#### [Information shown]
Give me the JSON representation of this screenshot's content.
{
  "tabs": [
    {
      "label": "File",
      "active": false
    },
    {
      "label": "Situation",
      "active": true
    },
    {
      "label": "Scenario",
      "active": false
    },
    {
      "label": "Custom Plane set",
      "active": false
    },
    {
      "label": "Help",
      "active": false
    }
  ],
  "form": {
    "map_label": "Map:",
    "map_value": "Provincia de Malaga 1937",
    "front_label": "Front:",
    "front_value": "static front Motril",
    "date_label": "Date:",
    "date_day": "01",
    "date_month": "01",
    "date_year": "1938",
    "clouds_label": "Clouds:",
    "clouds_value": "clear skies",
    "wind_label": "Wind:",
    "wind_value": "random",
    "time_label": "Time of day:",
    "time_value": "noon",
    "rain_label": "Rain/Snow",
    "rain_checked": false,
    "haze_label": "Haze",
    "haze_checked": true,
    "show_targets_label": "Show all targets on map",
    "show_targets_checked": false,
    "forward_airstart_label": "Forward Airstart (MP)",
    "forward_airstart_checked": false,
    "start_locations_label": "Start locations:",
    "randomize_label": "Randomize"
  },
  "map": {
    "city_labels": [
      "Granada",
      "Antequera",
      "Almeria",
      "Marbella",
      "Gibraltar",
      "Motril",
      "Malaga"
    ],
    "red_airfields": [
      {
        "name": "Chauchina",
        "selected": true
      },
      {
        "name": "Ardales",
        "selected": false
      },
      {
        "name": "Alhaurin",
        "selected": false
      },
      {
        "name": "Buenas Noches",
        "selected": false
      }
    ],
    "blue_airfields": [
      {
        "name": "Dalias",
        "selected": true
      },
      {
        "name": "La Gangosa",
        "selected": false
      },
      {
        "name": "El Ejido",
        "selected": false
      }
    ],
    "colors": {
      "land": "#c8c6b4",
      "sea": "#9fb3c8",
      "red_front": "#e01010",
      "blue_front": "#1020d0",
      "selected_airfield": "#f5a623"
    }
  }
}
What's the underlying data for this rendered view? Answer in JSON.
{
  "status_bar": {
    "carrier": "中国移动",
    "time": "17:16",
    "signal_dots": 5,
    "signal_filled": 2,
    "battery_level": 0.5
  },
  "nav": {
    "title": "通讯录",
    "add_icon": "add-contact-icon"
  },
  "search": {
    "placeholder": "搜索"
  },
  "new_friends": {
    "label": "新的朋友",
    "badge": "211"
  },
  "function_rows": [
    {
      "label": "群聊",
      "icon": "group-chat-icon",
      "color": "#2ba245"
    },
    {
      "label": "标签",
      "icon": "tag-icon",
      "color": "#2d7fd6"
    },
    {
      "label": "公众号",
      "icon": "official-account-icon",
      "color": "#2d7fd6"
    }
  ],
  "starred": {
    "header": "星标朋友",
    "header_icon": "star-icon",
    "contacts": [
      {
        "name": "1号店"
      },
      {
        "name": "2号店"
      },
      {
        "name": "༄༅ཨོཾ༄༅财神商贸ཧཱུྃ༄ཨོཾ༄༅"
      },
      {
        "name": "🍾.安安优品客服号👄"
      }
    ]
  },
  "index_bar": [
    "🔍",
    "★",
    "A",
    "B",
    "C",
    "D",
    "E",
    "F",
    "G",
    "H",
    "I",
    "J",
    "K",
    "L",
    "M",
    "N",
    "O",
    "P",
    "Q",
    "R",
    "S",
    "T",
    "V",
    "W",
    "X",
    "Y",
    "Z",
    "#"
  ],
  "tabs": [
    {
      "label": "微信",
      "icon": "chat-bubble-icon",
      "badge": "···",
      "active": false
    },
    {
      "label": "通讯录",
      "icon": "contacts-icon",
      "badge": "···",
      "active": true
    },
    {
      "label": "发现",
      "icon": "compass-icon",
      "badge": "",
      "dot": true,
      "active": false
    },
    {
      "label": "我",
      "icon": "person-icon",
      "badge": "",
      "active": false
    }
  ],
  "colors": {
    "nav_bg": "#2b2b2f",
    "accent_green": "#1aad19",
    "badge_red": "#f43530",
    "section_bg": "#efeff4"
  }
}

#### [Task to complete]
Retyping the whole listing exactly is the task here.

#### [Result for this task]
Give me the JSON representation of this screenshot's content.
{
  "tabs": [
    {
      "label": "File",
      "active": false
    },
    {
      "label": "Situation",
      "active": true
    },
    {
      "label": "Scenario",
      "active": false
    },
    {
      "label": "Custom Plane set",
      "active": false
    },
    {
      "label": "Help",
      "active": false
    }
  ],
  "form": {
    "map_label": "Map:",
    "map_value": "Provincia de Malaga 1937",
    "front_label": "Front:",
    "front_value": "static front Motril",
    "date_label": "Date:",
    "date_day": "01",
    "date_month": "01",
    "date_year": "1938",
    "clouds_label": "Clouds:",
    "clouds_value": "clear skies",
    "wind_label": "Wind:",
    "wind_value": "random",
    "time_label": "Time of day:",
    "time_value": "noon",
    "rain_label": "Rain/Snow",
    "rain_checked": false,
    "haze_label": "Haze",
    "haze_checked": true,
    "show_targets_label": "Show all targets on map",
    "show_targets_checked": false,
    "forward_airstart_label": "Forward Airstart (MP)",
    "forward_airstart_checked": false,
    "start_locations_label": "Start locations:",
    "randomize_label": "Randomize"
  },
  "map": {
    "city_labels": [
      "Granada",
      "Antequera",
      "Almeria",
      "Marbella",
      "Gibraltar",
      "Motril",
      "Malaga"
    ],
    "red_airfields": [
      {
        "name": "Chauchina",
        "selected": true
      },
      {
        "name": "Ardales",
        "selected": false
      },
      {
        "name": "Alhaurin",
        "selected": false
      },
      {
        "name": "Buenas Noches",
        "selected": false
      }
    ],
    "blue_airfields": [
      {
        "name": "Dalias",
        "selected": true
      },
      {
        "name": "La Gangosa",
        "selected": false
      },
      {
        "name": "El Ejido",
        "selected": false
      }
    ],
    "colors": {
      "land": "#c8c6b4",
      "sea": "#9fb3c8",
      "red_front": "#e01010",
      "blue_front": "#1020d0",
      "selected_airfield": "#f5a623"
    }
  }
}
What's the underlying data for this rendered view? Answer in JSON.
{
  "status_bar": {
    "carrier": "中国移动",
    "time": "17:16",
    "signal_dots": 5,
    "signal_filled": 2,
    "battery_level": 0.5
  },
  "nav": {
    "title": "通讯录",
    "add_icon": "add-contact-icon"
  },
  "search": {
    "placeholder": "搜索"
  },
  "new_friends": {
    "label": "新的朋友",
    "badge": "211"
  },
  "function_rows": [
    {
      "label": "群聊",
      "icon": "group-chat-icon",
      "color": "#2ba245"
    },
    {
      "label": "标签",
      "icon": "tag-icon",
      "color": "#2d7fd6"
    },
    {
      "label": "公众号",
      "icon": "official-account-icon",
      "color": "#2d7fd6"
    }
  ],
  "starred": {
    "header": "星标朋友",
    "header_icon": "star-icon",
    "contacts": [
      {
        "name": "1号店"
      },
      {
        "name": "2号店"
      },
      {
        "name": "༄༅ཨོཾ༄༅财神商贸ཧཱུྃ༄ཨོཾ༄༅"
      },
      {
        "name": "🍾.安安优品客服号👄"
      }
    ]
  },
  "index_bar": [
    "🔍",
    "★",
    "A",
    "B",
    "C",
    "D",
    "E",
    "F",
    "G",
    "H",
    "I",
    "J",
    "K",
    "L",
    "M",
    "N",
    "O",
    "P",
    "Q",
    "R",
    "S",
    "T",
    "V",
    "W",
    "X",
    "Y",
    "Z",
    "#"
  ],
  "tabs": [
    {
      "label": "微信",
      "icon": "chat-bubble-icon",
      "badge": "···",
      "active": false
    },
    {
      "label": "通讯录",
      "icon": "contacts-icon",
      "badge": "···",
      "active": true
    },
    {
      "label": "发现",
      "icon": "compass-icon",
      "badge": "",
      "dot": true,
      "active": false
    },
    {
      "label": "我",
      "icon": "person-icon",
      "badge": "",
      "active": false
    }
  ],
  "colors": {
    "nav_bg": "#2b2b2f",
    "accent_green": "#1aad19",
    "badge_red": "#f43530",
    "section_bg": "#efeff4"
  }
}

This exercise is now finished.